Yes, it can be serious, from what I've read. Dr. Driscoll thinks that especially with us with EDS - there can be too much fluid and it pushes our brains down from the top to cause our brains to sit down on the brain stem and cause issues. Because of too much fluid - and things not draining properly - she feels this is a big issue with the reason some of us have autonomic dysfunction - especially with EDS. I'm trying to get my doc to let me try it. Sometimes, I have a lot of pressure in my head and I've told my hubby it feels like it needs to be massed and pressure relieved. I've been saying this for years---way before this Doc. came up with this idea. Sometimes, it does feel like there may be too much fluid causing the pressure. If you could get the fluid to move - seems like it would take some pressure off and maybe help with the dysfunction.
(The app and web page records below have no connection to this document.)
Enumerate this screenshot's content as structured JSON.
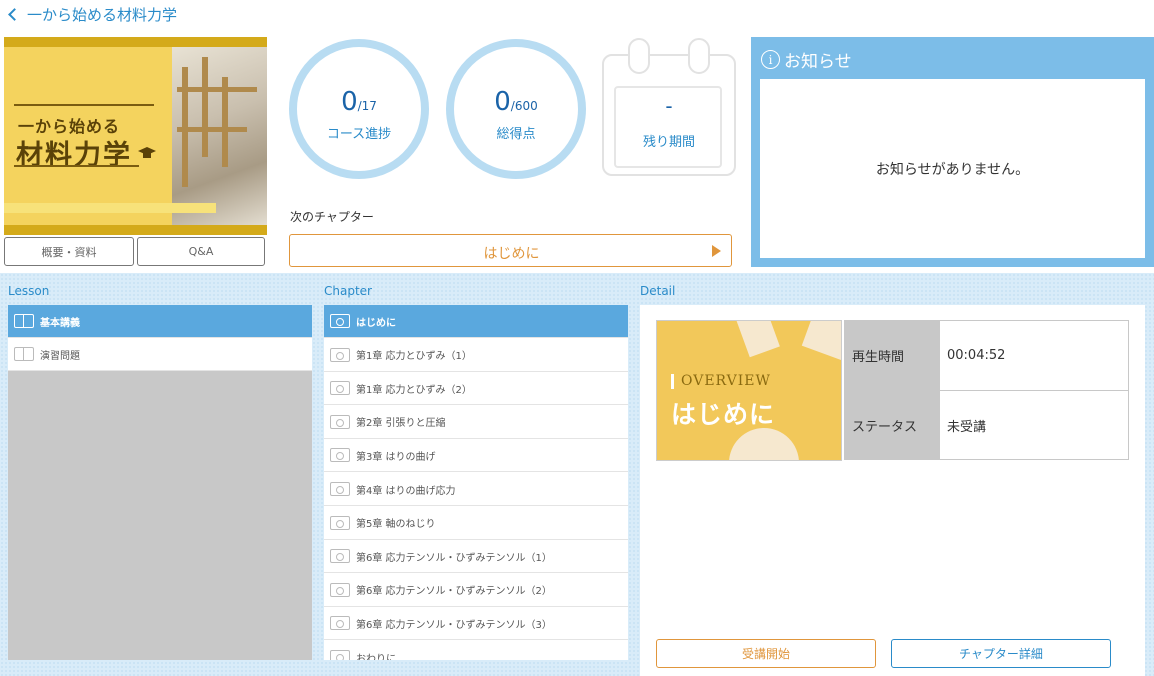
{
  "header": {
    "title": "一から始める材料力学"
  },
  "cover": {
    "line1": "一から始める",
    "line2": "材料力学"
  },
  "side_buttons": {
    "overview": "概要・資料",
    "qa": "Q&A"
  },
  "stats": {
    "progress": {
      "value": "0",
      "total": "/17",
      "label": "コース進捗"
    },
    "score": {
      "value": "0",
      "total": "/600",
      "label": "総得点"
    },
    "period": {
      "value": "-",
      "label": "残り期間"
    }
  },
  "next_chapter": {
    "label": "次のチャプター",
    "button": "はじめに"
  },
  "notice": {
    "title": "お知らせ",
    "icon": "info-icon",
    "message": "お知らせがありません。"
  },
  "lesson": {
    "title": "Lesson",
    "items": [
      {
        "label": "基本講義",
        "selected": true
      },
      {
        "label": "演習問題",
        "selected": false
      }
    ]
  },
  "chapter": {
    "title": "Chapter",
    "items": [
      {
        "label": "はじめに",
        "selected": true
      },
      {
        "label": "第1章 応力とひずみ（1）"
      },
      {
        "label": "第1章 応力とひずみ（2）"
      },
      {
        "label": "第2章 引張りと圧縮"
      },
      {
        "label": "第3章 はりの曲げ"
      },
      {
        "label": "第4章 はりの曲げ応力"
      },
      {
        "label": "第5章 軸のねじり"
      },
      {
        "label": "第6章 応力テンソル・ひずみテンソル（1）"
      },
      {
        "label": "第6章 応力テンソル・ひずみテンソル（2）"
      },
      {
        "label": "第6章 応力テンソル・ひずみテンソル（3）"
      },
      {
        "label": "おわりに"
      }
    ]
  },
  "detail": {
    "title": "Detail",
    "thumb": {
      "overview": "OVERVIEW",
      "title": "はじめに"
    },
    "rows": [
      {
        "key": "再生時間",
        "value": "00:04:52"
      },
      {
        "key": "ステータス",
        "value": "未受講"
      }
    ],
    "start_button": "受講開始",
    "detail_button": "チャプター詳細"
  },
  "colors": {
    "accent": "#2a8bc9",
    "orange": "#e0963c",
    "selected": "#5aa8de",
    "notice": "#7cbde8"
  }
}
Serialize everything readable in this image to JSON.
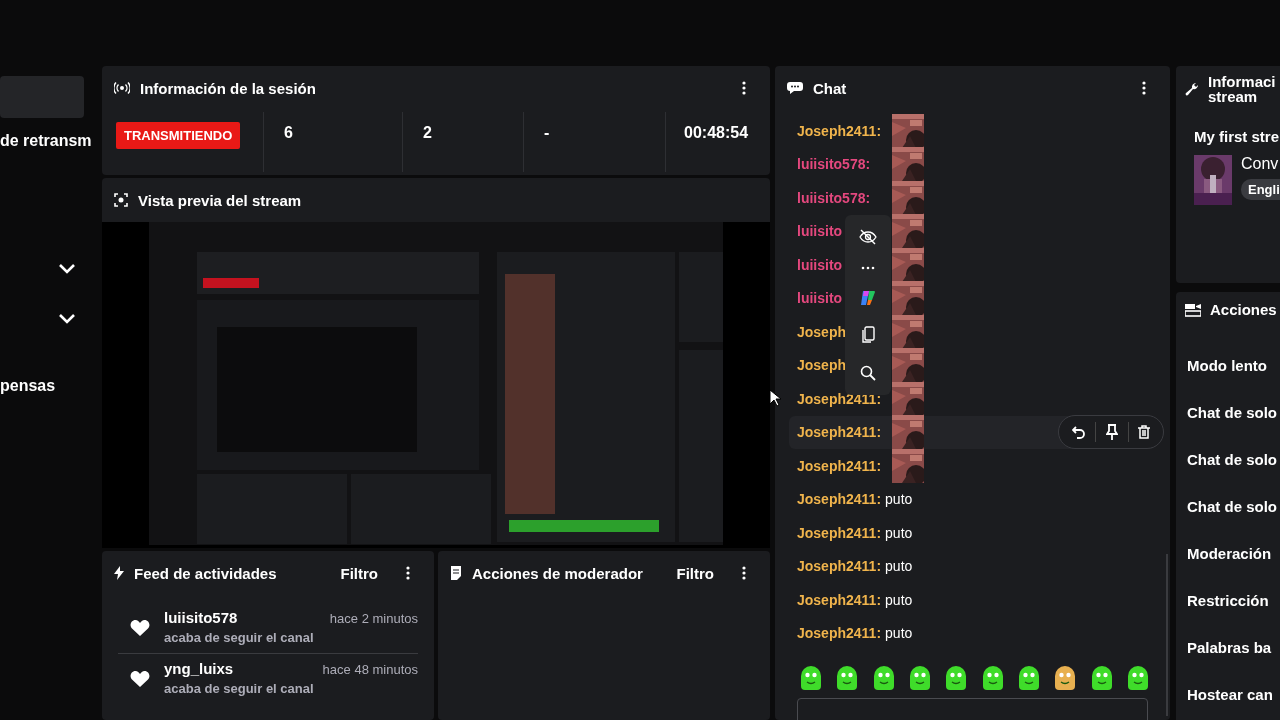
{
  "sidebar": {
    "items": [
      {
        "kind": "block"
      },
      {
        "kind": "text",
        "label": "de retransm"
      },
      {
        "kind": "chevron"
      },
      {
        "kind": "chevron"
      },
      {
        "kind": "text",
        "label": "pensas"
      }
    ]
  },
  "session": {
    "title": "Información de la sesión",
    "status": "TRANSMITIENDO",
    "stats": [
      "6",
      "2",
      "-",
      "00:48:54"
    ]
  },
  "preview": {
    "title": "Vista previa del stream"
  },
  "chat": {
    "title": "Chat",
    "messages": [
      {
        "name": "Joseph2411:",
        "color": "#f0b44c",
        "kind": "emote",
        "selected": false
      },
      {
        "name": "luiisito578:",
        "color": "#e4487e",
        "kind": "emote",
        "selected": false
      },
      {
        "name": "luiisito578:",
        "color": "#e4487e",
        "kind": "emote",
        "selected": false
      },
      {
        "name": "luiisito",
        "color": "#e4487e",
        "kind": "emote",
        "selected": false
      },
      {
        "name": "luiisito",
        "color": "#e4487e",
        "kind": "emote",
        "selected": false
      },
      {
        "name": "luiisito",
        "color": "#e4487e",
        "kind": "emote",
        "selected": false
      },
      {
        "name": "Joseph",
        "color": "#f0b44c",
        "kind": "emote",
        "selected": false
      },
      {
        "name": "Joseph",
        "color": "#f0b44c",
        "kind": "emote",
        "selected": false
      },
      {
        "name": "Joseph2411:",
        "color": "#f0b44c",
        "kind": "emote",
        "selected": false
      },
      {
        "name": "Joseph2411:",
        "color": "#f0b44c",
        "kind": "emote",
        "selected": true
      },
      {
        "name": "Joseph2411:",
        "color": "#f0b44c",
        "kind": "emote",
        "selected": false
      },
      {
        "name": "Joseph2411:",
        "color": "#f0b44c",
        "kind": "text",
        "text": "puto",
        "selected": false
      },
      {
        "name": "Joseph2411:",
        "color": "#f0b44c",
        "kind": "text",
        "text": "puto",
        "selected": false
      },
      {
        "name": "Joseph2411:",
        "color": "#f0b44c",
        "kind": "text",
        "text": "puto",
        "selected": false
      },
      {
        "name": "Joseph2411:",
        "color": "#f0b44c",
        "kind": "text",
        "text": "puto",
        "selected": false
      },
      {
        "name": "Joseph2411:",
        "color": "#f0b44c",
        "kind": "text",
        "text": "puto",
        "selected": false
      }
    ]
  },
  "feed": {
    "title": "Feed de actividades",
    "filter": "Filtro",
    "items": [
      {
        "user": "luiisito578",
        "time": "hace 2 minutos",
        "action": "acaba de seguir el canal"
      },
      {
        "user": "yng_luixs",
        "time": "hace 48 minutos",
        "action": "acaba de seguir el canal"
      }
    ]
  },
  "mod_actions": {
    "title": "Acciones de moderador",
    "filter": "Filtro"
  },
  "stream_info": {
    "title": "Informaci stream",
    "stream_title": "My first stre",
    "category": "Conv",
    "tag": "Engli"
  },
  "actions": {
    "title": "Acciones",
    "items": [
      "Modo lento",
      "Chat de solo",
      "Chat de solo",
      "Chat de solo",
      "Moderación",
      "Restricción",
      "Palabras ba",
      "Hostear can"
    ]
  }
}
I found her 2nd book to have almost all the info that the 1st one had and it will give you the info you need about it.

Issie